_Problem_
Look through the listing below, find every line with the string "favicon", and copy it.

_Material for this task_
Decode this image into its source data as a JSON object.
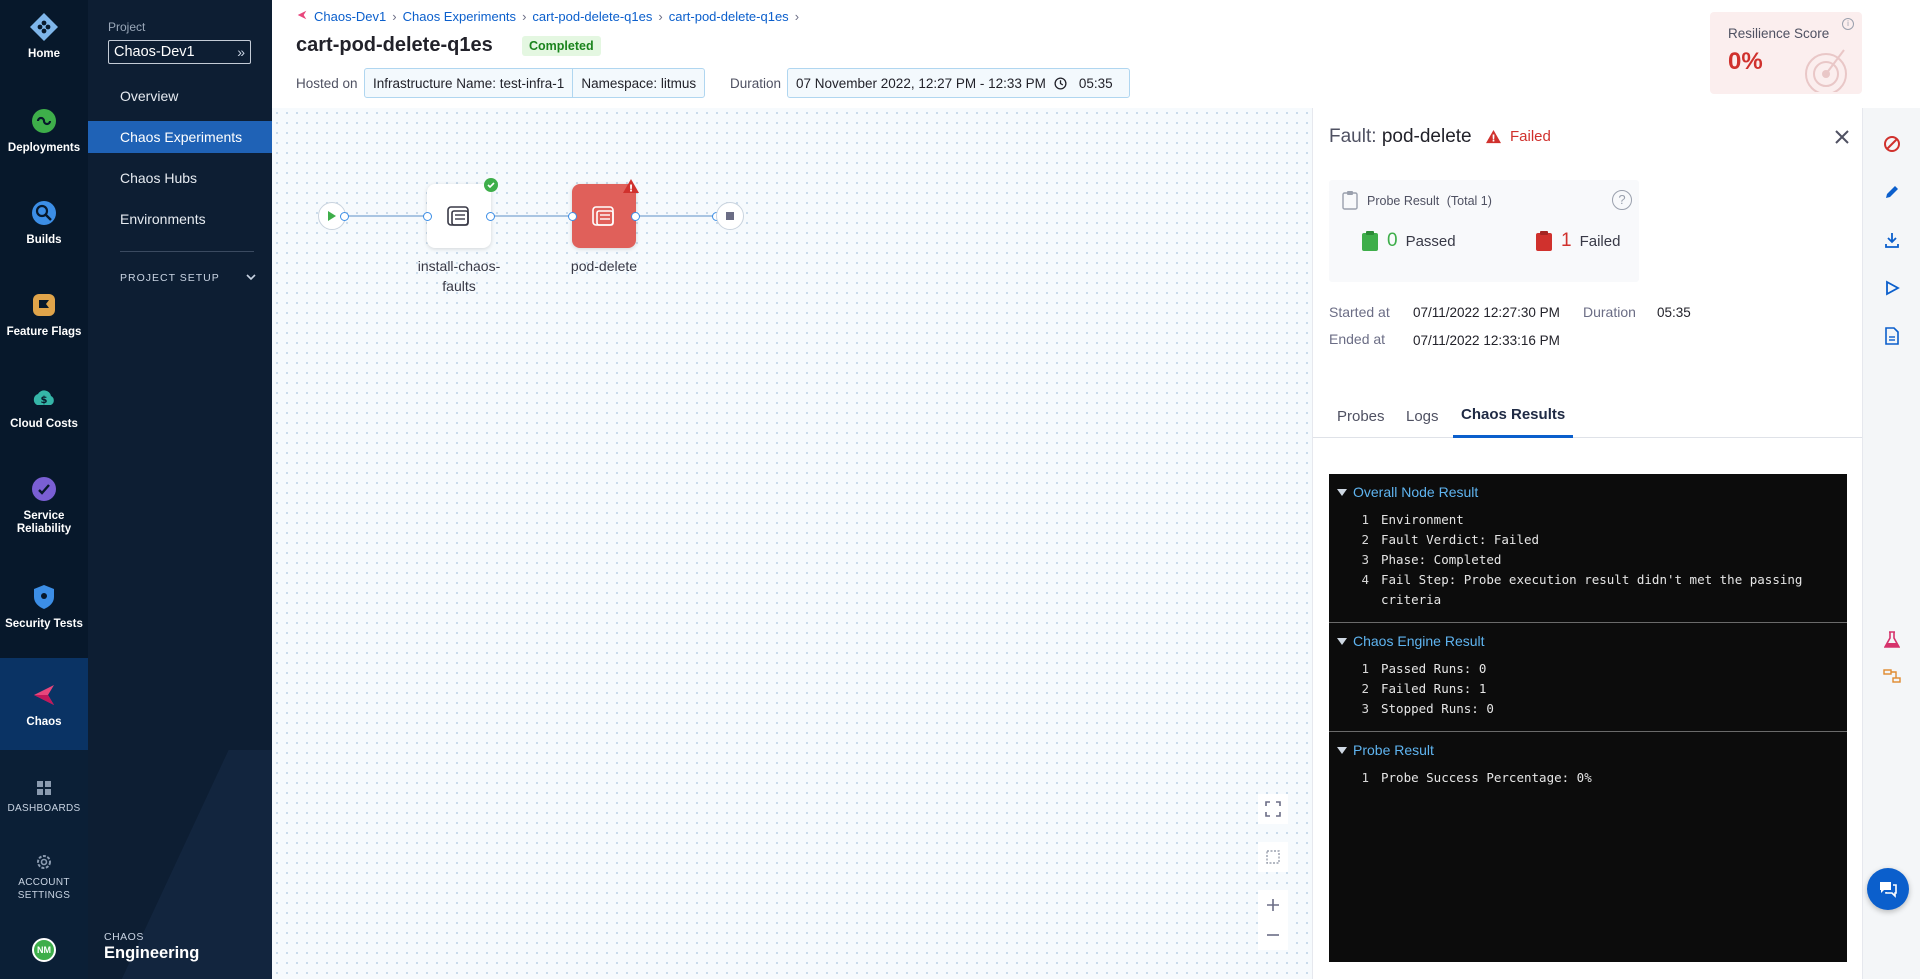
{
  "rail": {
    "items": [
      {
        "label": "Home"
      },
      {
        "label": "Deployments"
      },
      {
        "label": "Builds"
      },
      {
        "label": "Feature Flags"
      },
      {
        "label": "Cloud Costs"
      },
      {
        "label": "Service Reliability"
      },
      {
        "label": "Security Tests"
      },
      {
        "label": "Chaos"
      }
    ],
    "dashboards": "DASHBOARDS",
    "account_settings": "ACCOUNT SETTINGS",
    "avatar_initials": "NM"
  },
  "subnav": {
    "project_label": "Project",
    "project_value": "Chaos-Dev1",
    "links": [
      {
        "label": "Overview"
      },
      {
        "label": "Chaos Experiments"
      },
      {
        "label": "Chaos Hubs"
      },
      {
        "label": "Environments"
      }
    ],
    "project_setup": "PROJECT SETUP",
    "brand_small": "CHAOS",
    "brand_big": "Engineering"
  },
  "header": {
    "breadcrumbs": [
      "Chaos-Dev1",
      "Chaos Experiments",
      "cart-pod-delete-q1es",
      "cart-pod-delete-q1es"
    ],
    "title": "cart-pod-delete-q1es",
    "status": "Completed",
    "hosted_on_label": "Hosted on",
    "infrastructure": "Infrastructure Name: test-infra-1",
    "namespace": "Namespace: litmus",
    "duration_label": "Duration",
    "duration_range": "07 November 2022, 12:27 PM - 12:33 PM",
    "duration_value": "05:35",
    "resilience_label": "Resilience Score",
    "resilience_value": "0%"
  },
  "canvas": {
    "nodes": [
      {
        "label_line1": "install-chaos-",
        "label_line2": "faults",
        "status": "success"
      },
      {
        "label_line1": "pod-delete",
        "status": "failed"
      }
    ]
  },
  "panel": {
    "fault_prefix": "Fault:",
    "fault_name": "pod-delete",
    "fault_status": "Failed",
    "probe_result_label": "Probe Result",
    "probe_total": "(Total 1)",
    "passed_count": "0",
    "passed_label": "Passed",
    "failed_count": "1",
    "failed_label": "Failed",
    "started_label": "Started at",
    "started_value": "07/11/2022 12:27:30 PM",
    "duration_label": "Duration",
    "duration_value": "05:35",
    "ended_label": "Ended at",
    "ended_value": "07/11/2022 12:33:16 PM",
    "tabs": [
      "Probes",
      "Logs",
      "Chaos Results"
    ],
    "active_tab": "Chaos Results",
    "results": [
      {
        "title": "Overall Node Result",
        "lines": [
          {
            "n": "1",
            "text": "Environment"
          },
          {
            "n": "2",
            "text": "Fault Verdict: Failed"
          },
          {
            "n": "3",
            "text": "Phase: Completed"
          },
          {
            "n": "4",
            "text": "Fail Step: Probe execution result didn't met the passing criteria"
          }
        ]
      },
      {
        "title": "Chaos Engine Result",
        "lines": [
          {
            "n": "1",
            "text": "Passed Runs: 0"
          },
          {
            "n": "2",
            "text": "Failed Runs: 1"
          },
          {
            "n": "3",
            "text": "Stopped Runs: 0"
          }
        ]
      },
      {
        "title": "Probe Result",
        "lines": [
          {
            "n": "1",
            "text": "Probe Success Percentage: 0%"
          }
        ]
      }
    ]
  },
  "colors": {
    "accent": "#0b5fcc",
    "failed": "#d0312d",
    "success": "#1b841d",
    "rail_bg": "#07182b"
  }
}
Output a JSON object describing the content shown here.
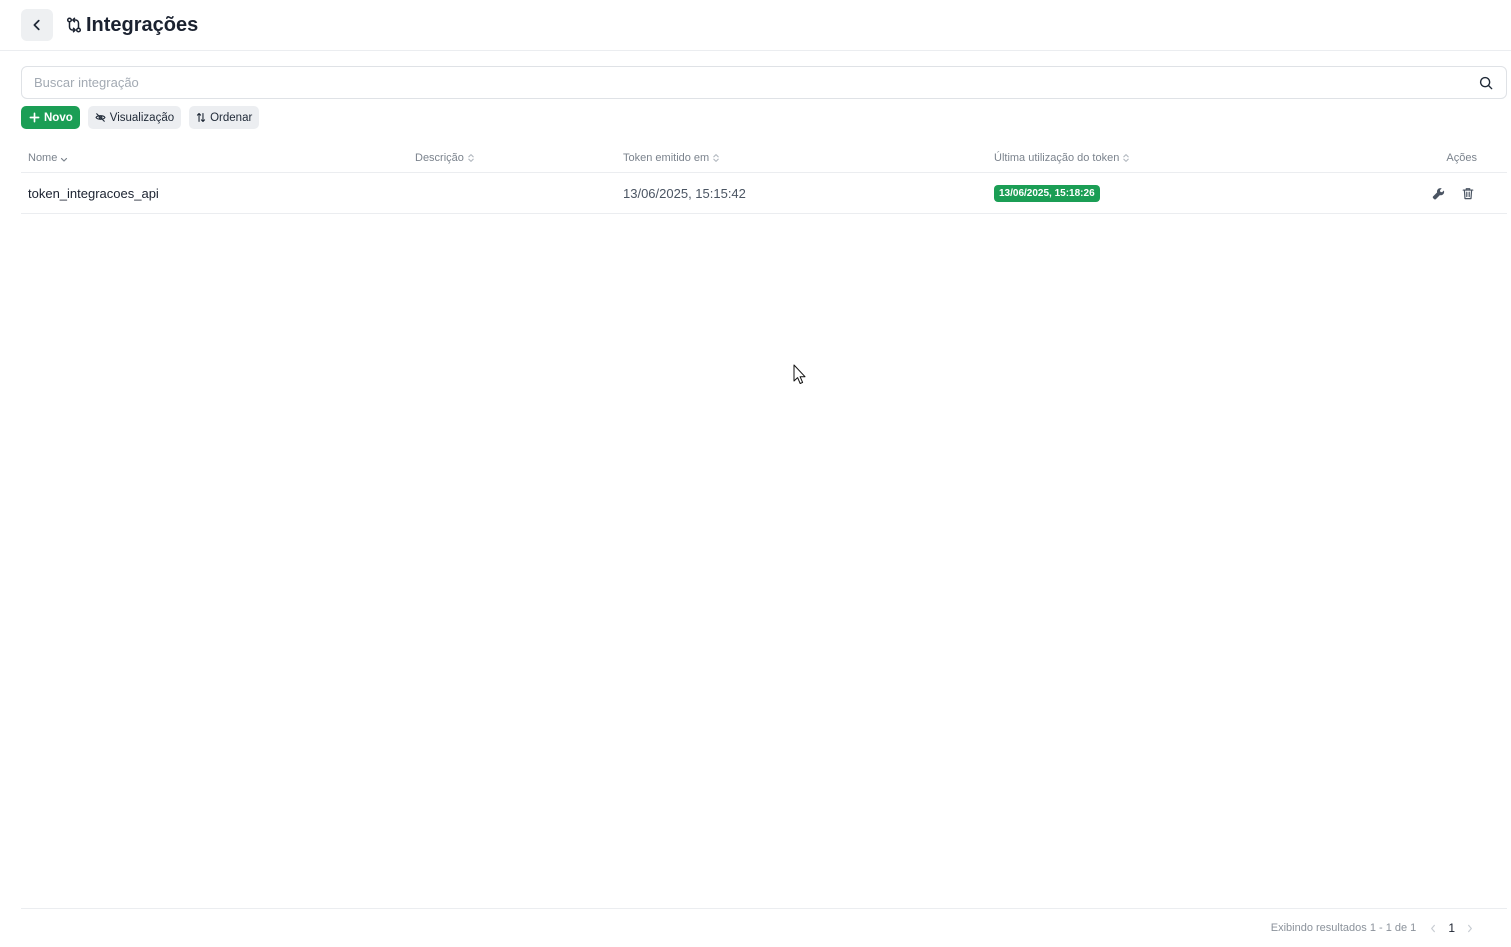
{
  "header": {
    "title": "Integrações",
    "back_icon": "chevron-left-icon",
    "title_icon": "git-compare-icon"
  },
  "search": {
    "placeholder": "Buscar integração",
    "value": "",
    "icon": "search-icon"
  },
  "toolbar": {
    "new_label": "Novo",
    "view_label": "Visualização",
    "sort_label": "Ordenar"
  },
  "table": {
    "columns": {
      "name": "Nome",
      "description": "Descrição",
      "issued": "Token emitido em",
      "last_used": "Última utilização do token",
      "actions": "Ações"
    },
    "rows": [
      {
        "name": "token_integracoes_api",
        "description": "",
        "issued": "13/06/2025, 15:15:42",
        "last_used": "13/06/2025, 15:18:26"
      }
    ]
  },
  "pagination": {
    "summary": "Exibindo resultados 1 - 1 de 1",
    "current_page": "1"
  },
  "colors": {
    "accent": "#1b9e55",
    "border": "#ebedf0",
    "muted_text": "#7b838d"
  }
}
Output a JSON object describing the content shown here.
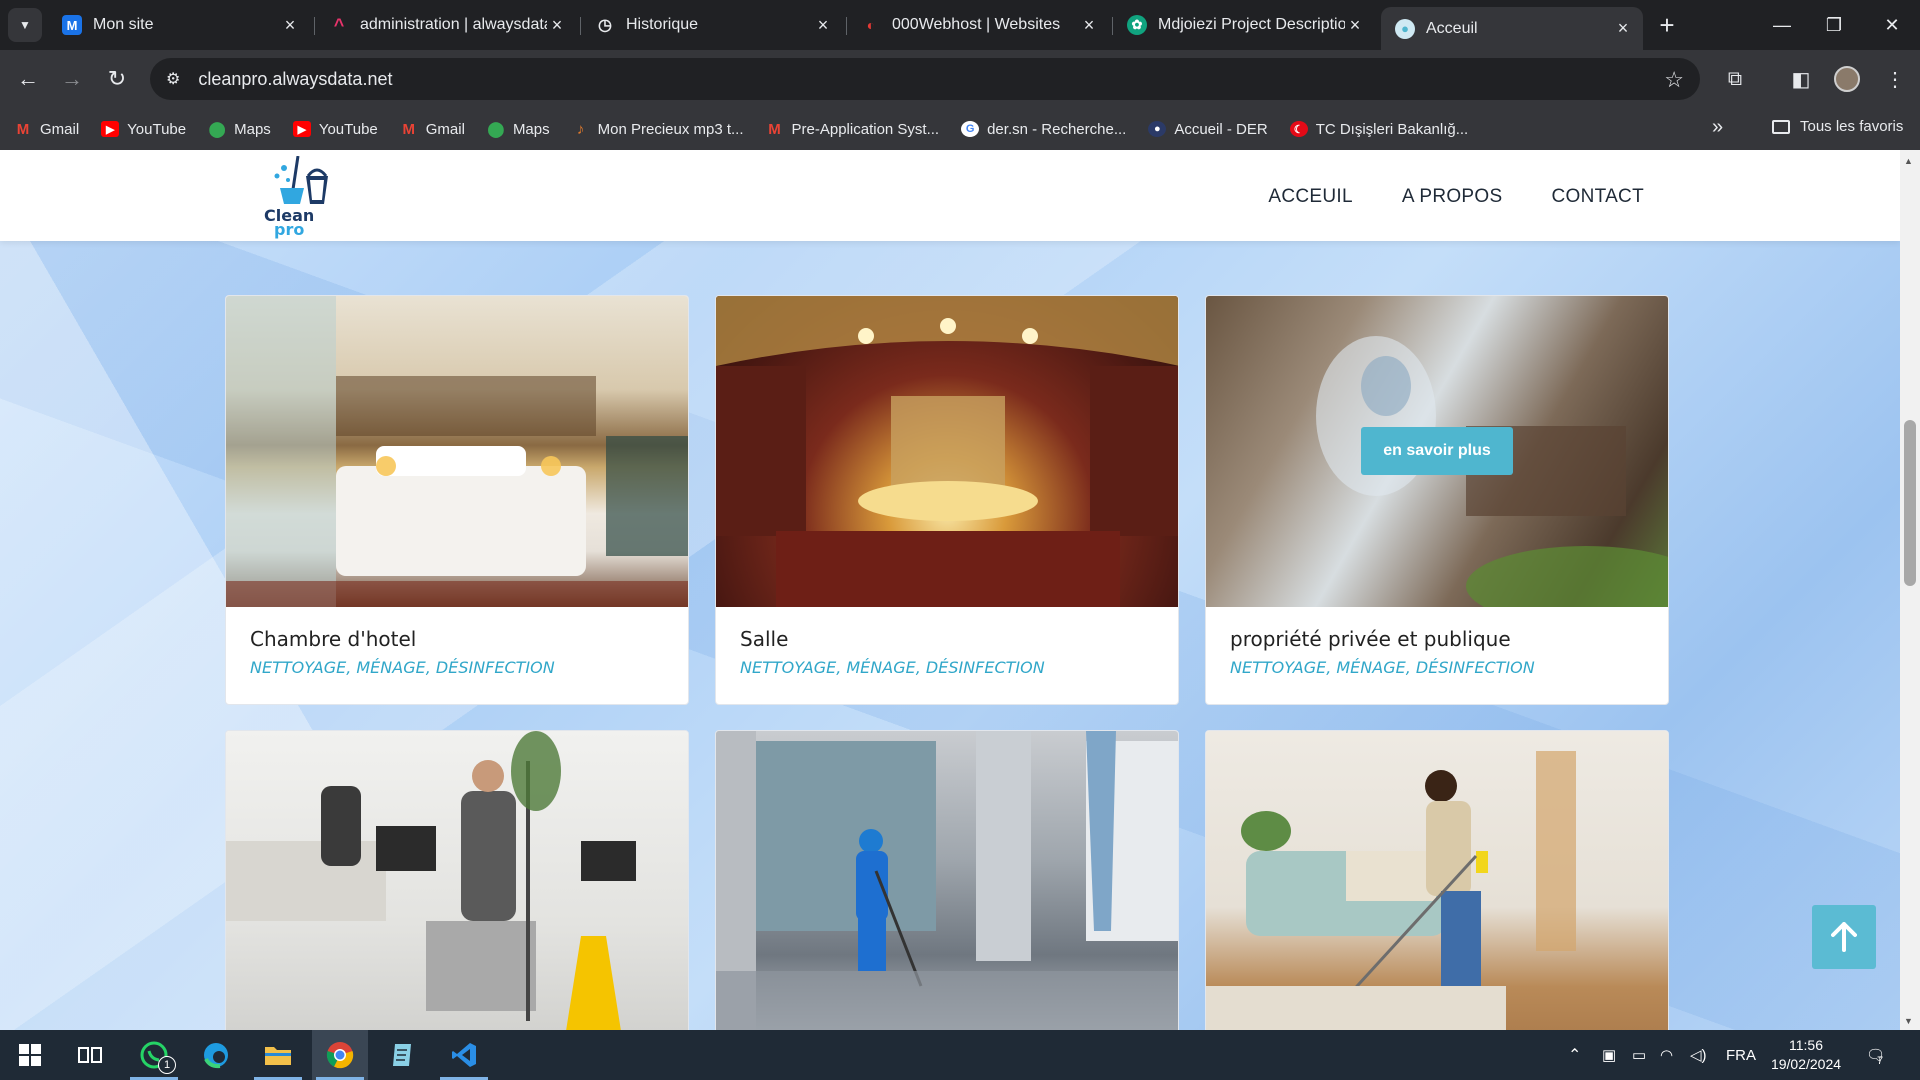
{
  "browser": {
    "tabs": [
      {
        "title": "Mon site",
        "favicon": "site-icon",
        "color": "#1a73e8"
      },
      {
        "title": "administration | alwaysdata",
        "favicon": "alwaysdata-icon",
        "color": "#e8336b"
      },
      {
        "title": "Historique",
        "favicon": "history-icon",
        "color": "#5f6368"
      },
      {
        "title": "000Webhost | Websites",
        "favicon": "000webhost-icon",
        "color": "#e53935"
      },
      {
        "title": "Mdjoiezi Project Descriptio",
        "favicon": "chatgpt-icon",
        "color": "#10a37f"
      },
      {
        "title": "Acceuil",
        "favicon": "cleanpro-icon",
        "color": "#4fb6cf"
      }
    ],
    "url": "cleanpro.alwaysdata.net",
    "bookmarks": [
      {
        "label": "Gmail",
        "icon": "gmail-icon",
        "color": "#ea4335"
      },
      {
        "label": "YouTube",
        "icon": "youtube-icon",
        "color": "#ff0000"
      },
      {
        "label": "Maps",
        "icon": "maps-icon",
        "color": "#34a853"
      },
      {
        "label": "YouTube",
        "icon": "youtube-icon",
        "color": "#ff0000"
      },
      {
        "label": "Gmail",
        "icon": "gmail-icon",
        "color": "#ea4335"
      },
      {
        "label": "Maps",
        "icon": "maps-icon",
        "color": "#34a853"
      },
      {
        "label": "Mon Precieux mp3 t...",
        "icon": "music-icon",
        "color": "#e07a2c"
      },
      {
        "label": "Pre-Application Syst...",
        "icon": "gmail-icon",
        "color": "#ea4335"
      },
      {
        "label": "der.sn - Recherche...",
        "icon": "google-icon",
        "color": "#4285f4"
      },
      {
        "label": "Accueil - DER",
        "icon": "der-icon",
        "color": "#2b3a67"
      },
      {
        "label": "TC Dışişleri Bakanlığ...",
        "icon": "turkey-icon",
        "color": "#e30a17"
      }
    ],
    "all_bookmarks": "Tous les favoris"
  },
  "site": {
    "logo": {
      "line1": "Clean",
      "line2": "pro"
    },
    "nav": [
      "ACCEUIL",
      "A PROPOS",
      "CONTACT"
    ],
    "cards": [
      {
        "title": "Chambre d'hotel",
        "tags": "NETTOYAGE, MÉNAGE, DÉSINFECTION",
        "image": "hotel-room"
      },
      {
        "title": "Salle",
        "tags": "NETTOYAGE, MÉNAGE, DÉSINFECTION",
        "image": "theater-hall"
      },
      {
        "title": "propriété privée et publique",
        "tags": "NETTOYAGE, MÉNAGE, DÉSINFECTION",
        "image": "blurred-cleaning",
        "overlay_button": "en savoir plus"
      },
      {
        "title": "",
        "tags": "",
        "image": "office-cleaners"
      },
      {
        "title": "",
        "tags": "",
        "image": "lobby-mopping"
      },
      {
        "title": "",
        "tags": "",
        "image": "living-room-mopping"
      }
    ],
    "accent": "#4fb6cf"
  },
  "taskbar": {
    "whatsapp_badge": "1",
    "language": "FRA",
    "time": "11:56",
    "date": "19/02/2024",
    "notification_count": "7"
  }
}
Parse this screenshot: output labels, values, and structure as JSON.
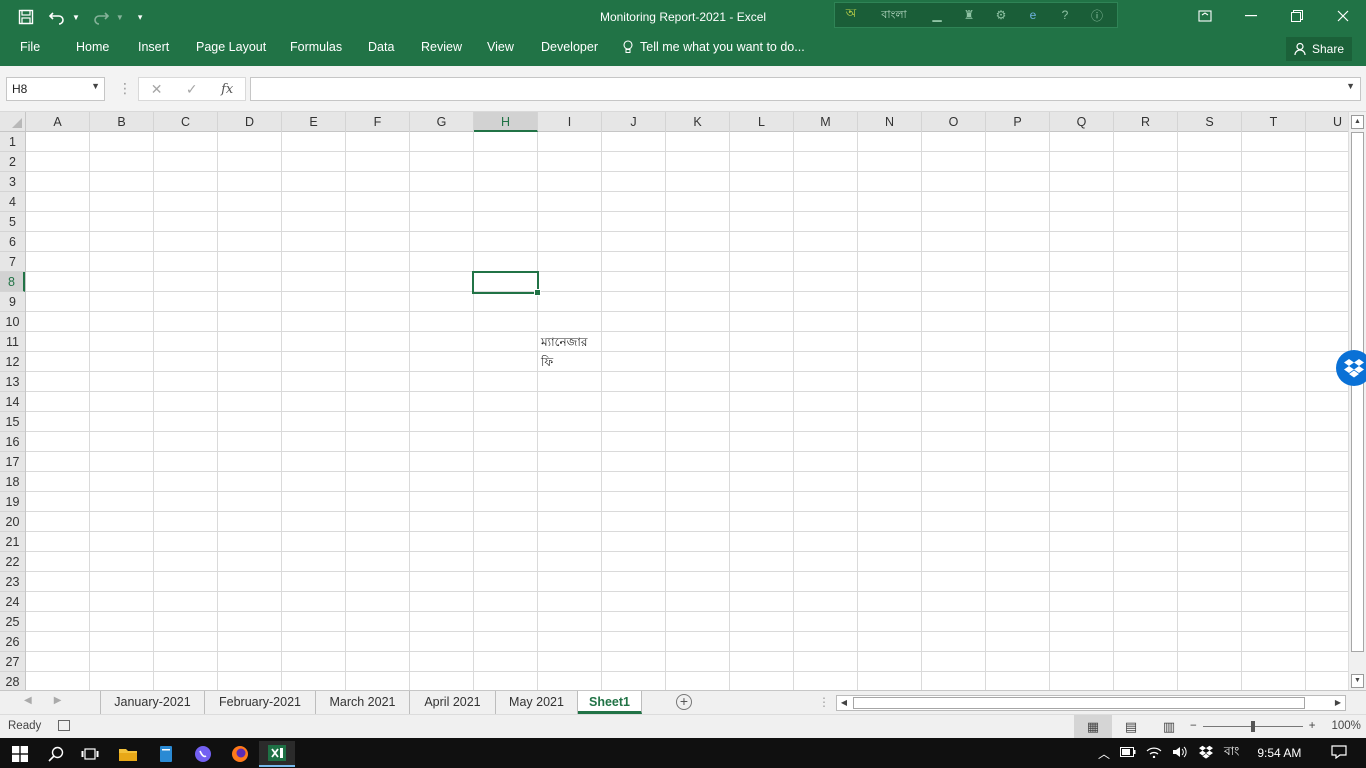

_Task answer_
        "favicon": "site-icon",
        "favicon": "alwaysdata-icon",
        "favicon": "history-icon",
        "favicon": "000webhost-icon",
        "favicon": "chatgpt-icon",
        "favicon": "cleanpro-icon",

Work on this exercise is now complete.